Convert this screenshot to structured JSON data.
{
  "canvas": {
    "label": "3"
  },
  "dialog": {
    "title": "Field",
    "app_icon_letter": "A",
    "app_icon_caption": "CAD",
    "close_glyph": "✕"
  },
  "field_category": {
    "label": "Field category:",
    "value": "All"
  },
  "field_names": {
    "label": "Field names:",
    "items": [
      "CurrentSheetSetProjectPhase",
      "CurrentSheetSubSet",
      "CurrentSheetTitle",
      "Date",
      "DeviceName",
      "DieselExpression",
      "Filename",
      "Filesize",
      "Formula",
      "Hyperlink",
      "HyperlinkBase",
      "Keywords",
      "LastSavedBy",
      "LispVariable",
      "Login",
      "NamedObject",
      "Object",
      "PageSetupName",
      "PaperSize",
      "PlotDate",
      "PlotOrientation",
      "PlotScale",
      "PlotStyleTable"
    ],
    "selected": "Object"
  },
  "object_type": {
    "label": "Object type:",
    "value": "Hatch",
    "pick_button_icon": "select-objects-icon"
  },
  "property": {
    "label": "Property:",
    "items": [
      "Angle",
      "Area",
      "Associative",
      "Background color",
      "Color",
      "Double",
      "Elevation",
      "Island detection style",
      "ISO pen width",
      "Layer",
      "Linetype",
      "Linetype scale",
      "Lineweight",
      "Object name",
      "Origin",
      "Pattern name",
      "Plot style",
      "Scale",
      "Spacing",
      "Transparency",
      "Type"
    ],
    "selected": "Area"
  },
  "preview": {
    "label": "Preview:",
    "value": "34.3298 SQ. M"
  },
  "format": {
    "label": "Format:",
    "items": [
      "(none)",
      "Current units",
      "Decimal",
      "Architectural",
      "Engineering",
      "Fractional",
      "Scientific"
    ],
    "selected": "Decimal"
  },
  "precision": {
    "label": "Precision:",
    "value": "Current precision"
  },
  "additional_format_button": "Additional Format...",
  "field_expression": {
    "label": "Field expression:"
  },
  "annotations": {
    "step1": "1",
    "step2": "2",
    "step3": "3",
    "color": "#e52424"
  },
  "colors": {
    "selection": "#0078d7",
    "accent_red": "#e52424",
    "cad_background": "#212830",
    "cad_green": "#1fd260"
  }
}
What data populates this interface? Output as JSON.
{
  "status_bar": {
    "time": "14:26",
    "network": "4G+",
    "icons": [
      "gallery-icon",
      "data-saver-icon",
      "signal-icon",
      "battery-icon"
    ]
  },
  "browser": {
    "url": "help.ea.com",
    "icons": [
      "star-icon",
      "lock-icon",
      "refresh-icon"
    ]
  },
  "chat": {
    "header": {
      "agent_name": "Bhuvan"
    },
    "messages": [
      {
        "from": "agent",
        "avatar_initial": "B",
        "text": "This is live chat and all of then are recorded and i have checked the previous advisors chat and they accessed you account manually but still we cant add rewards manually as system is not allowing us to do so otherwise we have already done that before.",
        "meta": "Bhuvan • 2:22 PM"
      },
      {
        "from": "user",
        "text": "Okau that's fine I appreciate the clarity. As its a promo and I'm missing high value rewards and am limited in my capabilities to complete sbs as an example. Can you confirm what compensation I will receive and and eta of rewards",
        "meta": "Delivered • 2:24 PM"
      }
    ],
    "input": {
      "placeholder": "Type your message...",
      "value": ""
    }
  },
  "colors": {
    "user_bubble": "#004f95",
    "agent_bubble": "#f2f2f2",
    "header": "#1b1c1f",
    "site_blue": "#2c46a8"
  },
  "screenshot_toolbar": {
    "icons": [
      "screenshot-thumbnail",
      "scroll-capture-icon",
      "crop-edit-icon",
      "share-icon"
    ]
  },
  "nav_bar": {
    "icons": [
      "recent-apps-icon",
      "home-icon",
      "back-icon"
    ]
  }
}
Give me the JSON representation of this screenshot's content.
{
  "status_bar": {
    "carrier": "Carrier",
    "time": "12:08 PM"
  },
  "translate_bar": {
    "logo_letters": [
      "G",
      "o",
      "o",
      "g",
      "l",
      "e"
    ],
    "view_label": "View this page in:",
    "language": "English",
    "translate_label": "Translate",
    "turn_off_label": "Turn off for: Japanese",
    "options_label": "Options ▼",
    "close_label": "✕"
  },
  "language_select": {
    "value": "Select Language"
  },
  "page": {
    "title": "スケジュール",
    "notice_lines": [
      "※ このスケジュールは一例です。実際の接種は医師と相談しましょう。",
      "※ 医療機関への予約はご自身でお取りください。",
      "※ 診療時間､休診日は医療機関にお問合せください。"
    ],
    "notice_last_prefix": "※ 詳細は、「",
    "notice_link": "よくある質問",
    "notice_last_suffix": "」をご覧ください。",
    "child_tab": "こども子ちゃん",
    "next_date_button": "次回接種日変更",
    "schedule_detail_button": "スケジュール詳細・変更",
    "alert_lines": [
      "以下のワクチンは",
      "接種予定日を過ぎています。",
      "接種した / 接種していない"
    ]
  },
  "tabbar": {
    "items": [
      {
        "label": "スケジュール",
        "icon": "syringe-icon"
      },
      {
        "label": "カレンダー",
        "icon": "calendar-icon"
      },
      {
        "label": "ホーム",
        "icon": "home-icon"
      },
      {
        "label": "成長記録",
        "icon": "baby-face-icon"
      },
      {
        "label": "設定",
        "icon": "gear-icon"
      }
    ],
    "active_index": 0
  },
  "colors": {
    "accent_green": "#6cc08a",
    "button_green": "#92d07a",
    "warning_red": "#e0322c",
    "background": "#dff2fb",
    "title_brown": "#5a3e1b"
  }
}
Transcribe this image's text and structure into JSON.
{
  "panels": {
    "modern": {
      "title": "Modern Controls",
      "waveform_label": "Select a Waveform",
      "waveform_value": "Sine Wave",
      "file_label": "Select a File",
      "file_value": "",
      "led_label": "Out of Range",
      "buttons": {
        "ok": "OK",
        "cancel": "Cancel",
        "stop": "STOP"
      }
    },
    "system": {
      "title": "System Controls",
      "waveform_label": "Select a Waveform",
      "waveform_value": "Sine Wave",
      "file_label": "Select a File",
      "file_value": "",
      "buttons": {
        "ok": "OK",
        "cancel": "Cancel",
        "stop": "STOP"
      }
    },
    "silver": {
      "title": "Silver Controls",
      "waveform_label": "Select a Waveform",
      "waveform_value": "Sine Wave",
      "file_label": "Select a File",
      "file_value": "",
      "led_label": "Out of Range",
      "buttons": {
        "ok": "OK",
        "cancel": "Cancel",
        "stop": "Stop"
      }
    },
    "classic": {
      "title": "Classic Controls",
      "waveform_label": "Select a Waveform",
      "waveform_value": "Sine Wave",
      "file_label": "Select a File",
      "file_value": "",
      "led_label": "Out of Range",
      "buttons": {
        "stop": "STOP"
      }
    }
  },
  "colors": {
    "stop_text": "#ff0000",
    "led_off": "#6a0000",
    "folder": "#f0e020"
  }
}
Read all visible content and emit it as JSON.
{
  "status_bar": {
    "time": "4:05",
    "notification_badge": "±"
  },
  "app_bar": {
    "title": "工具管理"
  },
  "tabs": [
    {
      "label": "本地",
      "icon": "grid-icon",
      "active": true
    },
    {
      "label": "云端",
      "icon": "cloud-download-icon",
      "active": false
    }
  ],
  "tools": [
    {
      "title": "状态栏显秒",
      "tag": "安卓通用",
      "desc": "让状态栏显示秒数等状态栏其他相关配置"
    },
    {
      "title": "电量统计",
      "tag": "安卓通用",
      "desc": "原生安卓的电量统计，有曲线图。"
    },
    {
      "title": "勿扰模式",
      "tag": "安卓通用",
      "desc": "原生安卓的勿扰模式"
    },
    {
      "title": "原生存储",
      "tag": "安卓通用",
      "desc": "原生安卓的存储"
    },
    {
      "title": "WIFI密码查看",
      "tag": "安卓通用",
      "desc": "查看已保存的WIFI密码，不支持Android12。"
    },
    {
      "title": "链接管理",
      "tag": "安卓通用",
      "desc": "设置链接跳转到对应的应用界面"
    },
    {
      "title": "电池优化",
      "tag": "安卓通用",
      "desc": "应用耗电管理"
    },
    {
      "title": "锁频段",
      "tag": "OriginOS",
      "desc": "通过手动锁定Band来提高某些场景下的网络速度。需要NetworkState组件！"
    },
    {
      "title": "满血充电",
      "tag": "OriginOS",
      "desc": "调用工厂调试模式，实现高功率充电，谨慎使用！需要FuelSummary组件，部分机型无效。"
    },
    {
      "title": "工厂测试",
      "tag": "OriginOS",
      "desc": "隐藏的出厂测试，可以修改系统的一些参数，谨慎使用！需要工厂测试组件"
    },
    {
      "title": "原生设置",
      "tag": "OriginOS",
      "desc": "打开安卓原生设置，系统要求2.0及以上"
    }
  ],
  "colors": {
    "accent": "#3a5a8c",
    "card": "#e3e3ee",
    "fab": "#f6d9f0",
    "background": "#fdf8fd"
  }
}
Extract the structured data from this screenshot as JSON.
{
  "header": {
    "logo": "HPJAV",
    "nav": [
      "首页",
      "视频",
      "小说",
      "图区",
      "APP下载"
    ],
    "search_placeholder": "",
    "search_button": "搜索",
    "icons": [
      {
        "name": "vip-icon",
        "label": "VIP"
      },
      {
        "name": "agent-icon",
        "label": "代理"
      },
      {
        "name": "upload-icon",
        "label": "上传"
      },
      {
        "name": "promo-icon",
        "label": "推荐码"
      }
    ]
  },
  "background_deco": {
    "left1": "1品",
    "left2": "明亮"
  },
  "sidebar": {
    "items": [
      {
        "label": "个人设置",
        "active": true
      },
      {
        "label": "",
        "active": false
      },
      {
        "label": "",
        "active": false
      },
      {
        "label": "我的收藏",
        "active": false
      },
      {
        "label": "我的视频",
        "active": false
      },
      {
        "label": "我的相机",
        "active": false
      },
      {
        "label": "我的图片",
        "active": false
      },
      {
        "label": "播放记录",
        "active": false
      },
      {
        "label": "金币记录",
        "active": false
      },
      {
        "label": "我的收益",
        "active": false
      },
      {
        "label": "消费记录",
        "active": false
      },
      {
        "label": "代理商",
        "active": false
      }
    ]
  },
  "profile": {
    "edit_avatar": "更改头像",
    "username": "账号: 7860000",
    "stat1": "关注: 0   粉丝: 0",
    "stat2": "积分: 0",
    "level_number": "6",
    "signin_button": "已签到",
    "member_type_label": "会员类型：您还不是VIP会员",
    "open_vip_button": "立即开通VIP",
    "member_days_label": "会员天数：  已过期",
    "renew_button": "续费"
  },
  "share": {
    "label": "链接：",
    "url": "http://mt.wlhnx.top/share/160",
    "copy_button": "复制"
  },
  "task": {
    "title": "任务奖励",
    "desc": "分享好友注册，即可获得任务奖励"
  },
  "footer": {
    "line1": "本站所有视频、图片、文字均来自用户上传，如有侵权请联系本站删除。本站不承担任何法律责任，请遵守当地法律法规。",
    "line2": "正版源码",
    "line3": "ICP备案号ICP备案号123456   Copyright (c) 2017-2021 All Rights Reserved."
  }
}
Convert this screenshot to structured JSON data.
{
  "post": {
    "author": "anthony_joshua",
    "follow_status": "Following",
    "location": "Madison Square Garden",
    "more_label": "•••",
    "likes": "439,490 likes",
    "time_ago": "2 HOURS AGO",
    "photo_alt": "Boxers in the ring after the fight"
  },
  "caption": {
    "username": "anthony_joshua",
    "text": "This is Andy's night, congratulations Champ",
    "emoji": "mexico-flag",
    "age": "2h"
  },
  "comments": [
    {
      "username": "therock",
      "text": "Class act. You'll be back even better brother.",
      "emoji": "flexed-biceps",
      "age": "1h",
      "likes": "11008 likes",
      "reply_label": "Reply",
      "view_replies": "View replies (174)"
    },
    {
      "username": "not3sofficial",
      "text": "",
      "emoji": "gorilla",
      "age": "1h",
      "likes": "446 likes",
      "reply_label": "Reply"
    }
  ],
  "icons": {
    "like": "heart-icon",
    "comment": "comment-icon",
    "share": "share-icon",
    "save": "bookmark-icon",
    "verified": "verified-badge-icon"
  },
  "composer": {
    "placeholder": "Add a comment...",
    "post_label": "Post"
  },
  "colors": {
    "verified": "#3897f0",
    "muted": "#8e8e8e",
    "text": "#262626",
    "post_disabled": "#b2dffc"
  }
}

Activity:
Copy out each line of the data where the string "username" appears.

Response for this exercise:
    "username": "账号: 7860000",
    "username": "anthony_joshua",
      "username": "therock",
      "username": "not3sofficial",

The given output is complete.